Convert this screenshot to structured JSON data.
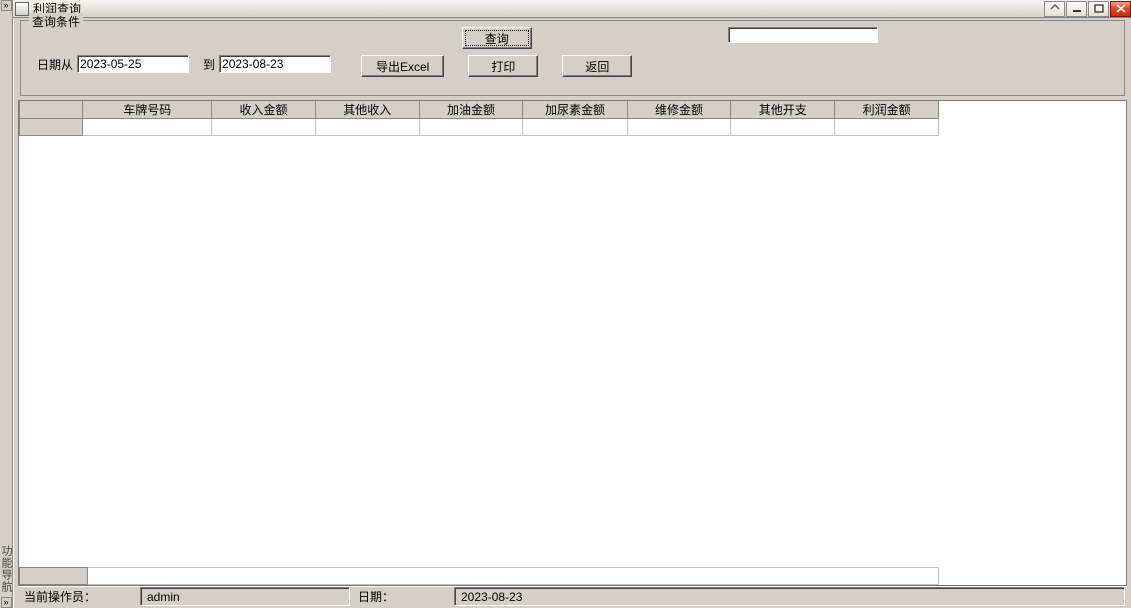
{
  "window": {
    "title": "利润查询"
  },
  "rail": {
    "expand": "»",
    "collapse": "»",
    "label": "功能导航"
  },
  "query_group": {
    "legend": "查询条件",
    "date_from_label": "日期从",
    "date_from": "2023-05-25",
    "date_to_label": "到",
    "date_to": "2023-08-23",
    "top_field": "",
    "buttons": {
      "query": "查询",
      "export": "导出Excel",
      "print": "打印",
      "back": "返回"
    }
  },
  "grid": {
    "columns": [
      "车牌号码",
      "收入金额",
      "其他收入",
      "加油金额",
      "加尿素金额",
      "维修金额",
      "其他开支",
      "利润金额"
    ],
    "rows": [
      {
        "cells": [
          "",
          "",
          "",
          "",
          "",
          "",
          "",
          ""
        ]
      }
    ]
  },
  "status": {
    "operator_label": "当前操作员：",
    "operator_value": "admin",
    "date_label": "日期：",
    "date_value": "2023-08-23"
  }
}
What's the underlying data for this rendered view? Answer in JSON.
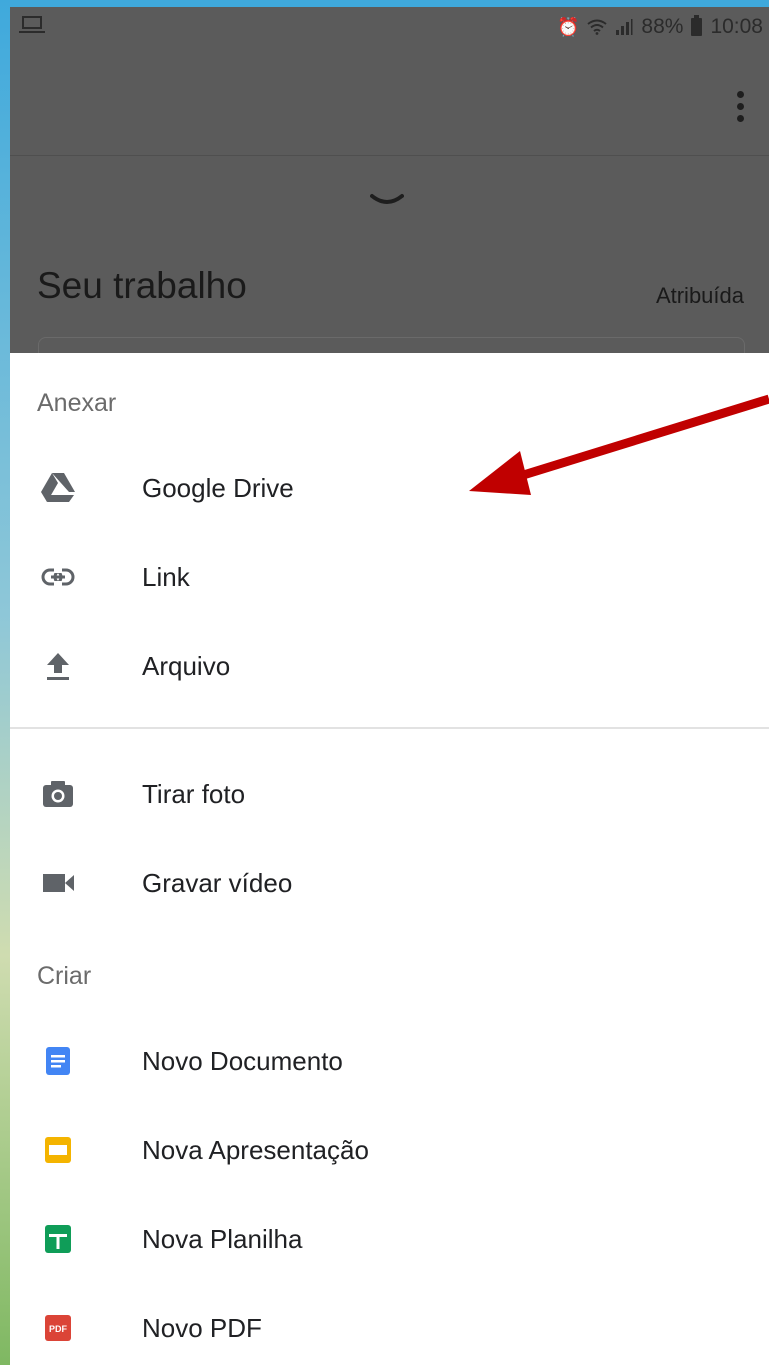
{
  "status_bar": {
    "battery_percent": "88%",
    "time": "10:08"
  },
  "background_screen": {
    "title": "Seu trabalho",
    "status": "Atribuída"
  },
  "sheet": {
    "attach_header": "Anexar",
    "attach_items": [
      {
        "label": "Google Drive",
        "icon": "google-drive-icon"
      },
      {
        "label": "Link",
        "icon": "link-icon"
      },
      {
        "label": "Arquivo",
        "icon": "upload-icon"
      }
    ],
    "capture_items": [
      {
        "label": "Tirar foto",
        "icon": "camera-icon"
      },
      {
        "label": "Gravar vídeo",
        "icon": "video-camera-icon"
      }
    ],
    "create_header": "Criar",
    "create_items": [
      {
        "label": "Novo Documento",
        "icon": "docs-icon",
        "color": "#4285f4"
      },
      {
        "label": "Nova Apresentação",
        "icon": "slides-icon",
        "color": "#f4b400"
      },
      {
        "label": "Nova Planilha",
        "icon": "sheets-icon",
        "color": "#0f9d58"
      },
      {
        "label": "Novo PDF",
        "icon": "pdf-icon",
        "color": "#db4437",
        "badge": "PDF"
      }
    ]
  },
  "annotation": {
    "arrow_color": "#c00000"
  }
}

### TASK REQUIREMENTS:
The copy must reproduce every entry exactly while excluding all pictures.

### WRITTEN REPLY:
Convert this screenshot to structured JSON data.
{
  "window": {
    "title": "利润查询"
  },
  "rail": {
    "expand": "»",
    "collapse": "»",
    "label": "功能导航"
  },
  "query_group": {
    "legend": "查询条件",
    "date_from_label": "日期从",
    "date_from": "2023-05-25",
    "date_to_label": "到",
    "date_to": "2023-08-23",
    "top_field": "",
    "buttons": {
      "query": "查询",
      "export": "导出Excel",
      "print": "打印",
      "back": "返回"
    }
  },
  "grid": {
    "columns": [
      "车牌号码",
      "收入金额",
      "其他收入",
      "加油金额",
      "加尿素金额",
      "维修金额",
      "其他开支",
      "利润金额"
    ],
    "rows": [
      {
        "cells": [
          "",
          "",
          "",
          "",
          "",
          "",
          "",
          ""
        ]
      }
    ]
  },
  "status": {
    "operator_label": "当前操作员：",
    "operator_value": "admin",
    "date_label": "日期：",
    "date_value": "2023-08-23"
  }
}
What's the underlying data for this rendered view? Answer in JSON.
{
  "status_bar": {
    "battery_percent": "88%",
    "time": "10:08"
  },
  "background_screen": {
    "title": "Seu trabalho",
    "status": "Atribuída"
  },
  "sheet": {
    "attach_header": "Anexar",
    "attach_items": [
      {
        "label": "Google Drive",
        "icon": "google-drive-icon"
      },
      {
        "label": "Link",
        "icon": "link-icon"
      },
      {
        "label": "Arquivo",
        "icon": "upload-icon"
      }
    ],
    "capture_items": [
      {
        "label": "Tirar foto",
        "icon": "camera-icon"
      },
      {
        "label": "Gravar vídeo",
        "icon": "video-camera-icon"
      }
    ],
    "create_header": "Criar",
    "create_items": [
      {
        "label": "Novo Documento",
        "icon": "docs-icon",
        "color": "#4285f4"
      },
      {
        "label": "Nova Apresentação",
        "icon": "slides-icon",
        "color": "#f4b400"
      },
      {
        "label": "Nova Planilha",
        "icon": "sheets-icon",
        "color": "#0f9d58"
      },
      {
        "label": "Novo PDF",
        "icon": "pdf-icon",
        "color": "#db4437",
        "badge": "PDF"
      }
    ]
  },
  "annotation": {
    "arrow_color": "#c00000"
  }
}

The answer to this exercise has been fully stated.